(Exercise data Opens)

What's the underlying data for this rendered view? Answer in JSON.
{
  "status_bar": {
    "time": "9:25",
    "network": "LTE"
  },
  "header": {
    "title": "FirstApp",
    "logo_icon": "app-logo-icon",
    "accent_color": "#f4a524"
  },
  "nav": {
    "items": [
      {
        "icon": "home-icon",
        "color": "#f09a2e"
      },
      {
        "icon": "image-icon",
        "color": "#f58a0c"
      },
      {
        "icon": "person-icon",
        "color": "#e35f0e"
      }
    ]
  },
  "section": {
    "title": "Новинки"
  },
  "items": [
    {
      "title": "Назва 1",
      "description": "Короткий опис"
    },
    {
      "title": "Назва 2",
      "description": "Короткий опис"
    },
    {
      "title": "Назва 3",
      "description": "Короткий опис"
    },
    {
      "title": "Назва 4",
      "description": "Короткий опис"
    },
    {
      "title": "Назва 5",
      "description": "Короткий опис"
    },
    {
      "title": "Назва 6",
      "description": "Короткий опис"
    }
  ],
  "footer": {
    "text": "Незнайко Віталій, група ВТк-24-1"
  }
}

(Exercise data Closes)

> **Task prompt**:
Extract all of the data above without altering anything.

> **Written reply**:
What's the underlying data for this rendered view? Answer in JSON.
{
  "status_bar": {
    "time": "9:25",
    "network": "LTE"
  },
  "header": {
    "title": "FirstApp",
    "logo_icon": "app-logo-icon",
    "accent_color": "#f4a524"
  },
  "nav": {
    "items": [
      {
        "icon": "home-icon",
        "color": "#f09a2e"
      },
      {
        "icon": "image-icon",
        "color": "#f58a0c"
      },
      {
        "icon": "person-icon",
        "color": "#e35f0e"
      }
    ]
  },
  "section": {
    "title": "Новинки"
  },
  "items": [
    {
      "title": "Назва 1",
      "description": "Короткий опис"
    },
    {
      "title": "Назва 2",
      "description": "Короткий опис"
    },
    {
      "title": "Назва 3",
      "description": "Короткий опис"
    },
    {
      "title": "Назва 4",
      "description": "Короткий опис"
    },
    {
      "title": "Назва 5",
      "description": "Короткий опис"
    },
    {
      "title": "Назва 6",
      "description": "Короткий опис"
    }
  ],
  "footer": {
    "text": "Незнайко Віталій, група ВТк-24-1"
  }
}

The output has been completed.